I’m conducting some research on the phrase ‘l qn ’rs (El, Creator of the Earth) as it appears in the Bible and in other inscriptions. I’m specifically dealing with the phrase as originally a reference to a procreative theogony. In 1971 N. Avigad discovered an ostracon in Jerusalem that contained the following broken phrase (from Patrick D. Miller’s 1980 article):
. . . yhw.’br[ ]hw
. . .n.mkyhu bn?nh . . .
. . . [ ]qn’rs
The lacuna before qn’rs has generally been restored with ‘l. The epithet may provide a little context for Gen 14:19, 22, where Jerusalem is associated with the worship of אל עליון. Some issues mitigate this understanding, though. In Hebrew we would expect the participle קנה to carry the final /h/ as it does in Genesis (see Pope, El in the Ugaritic Texts, 52–54). There also seems to be no space between the nun and the aleph, which has been interpreted by Stefan Paas as an indication it is a single name, specifically qn’rs, related to the Hittite ku-né-er-ša. Some scholars have rejected the traditional restoration as a result of these concerns.
I prefer the traditional reading, and here’s why. This epithet originates, as far as we can tell, around the middle of the second millennium BCE. It is of Semitic origin, which is why the 14th century BCE Hittite Elkunirša myth misinterprets the appellative as a personal name. The Phoenician Karatepe inscription (8th century BCE) provides the classical form of the epithet (‘l qn ’rs), and if we understand the inscription from Jerusalem in a cultic or liturgical light, the preservation of the original form (without the /h/) is less anomalous. I find this explanation more likely than a reference to a Hittite deity.

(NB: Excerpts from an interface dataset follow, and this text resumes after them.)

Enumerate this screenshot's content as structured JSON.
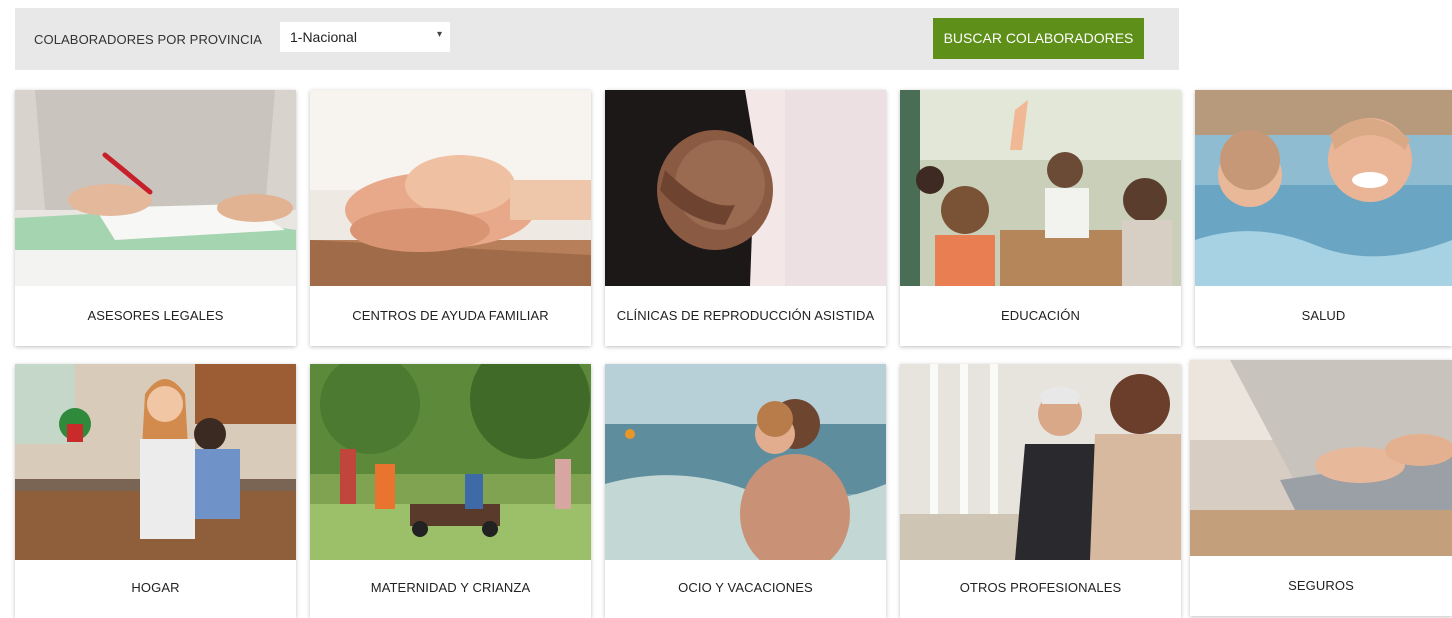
{
  "filter": {
    "label": "COLABORADORES POR PROVINCIA",
    "province_value": "1-Nacional",
    "search_button": "BUSCAR COLABORADORES"
  },
  "categories": [
    {
      "label": "ASESORES LEGALES"
    },
    {
      "label": "CENTROS DE AYUDA FAMILIAR"
    },
    {
      "label": "CLÍNICAS DE REPRODUCCIÓN ASISTIDA"
    },
    {
      "label": "EDUCACIÓN"
    },
    {
      "label": "SALUD"
    },
    {
      "label": "HOGAR"
    },
    {
      "label": "MATERNIDAD Y CRIANZA"
    },
    {
      "label": "OCIO Y VACACIONES"
    },
    {
      "label": "OTROS PROFESIONALES"
    },
    {
      "label": "SEGUROS"
    }
  ],
  "colors": {
    "accent": "#5e8f18",
    "filter_bg": "#e8e8e8"
  },
  "icons": {
    "select_arrow": "chevron-down-icon"
  }
}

The association of the phrase with El (until the Common Era the epithet refers exclusively to El) and its proximity to the Yahwistic name Mikayahu in the inscription seems to me to support the restoration of ‘l in the missing portion.
Has anyone else dealt with question or have any criticisms or insights?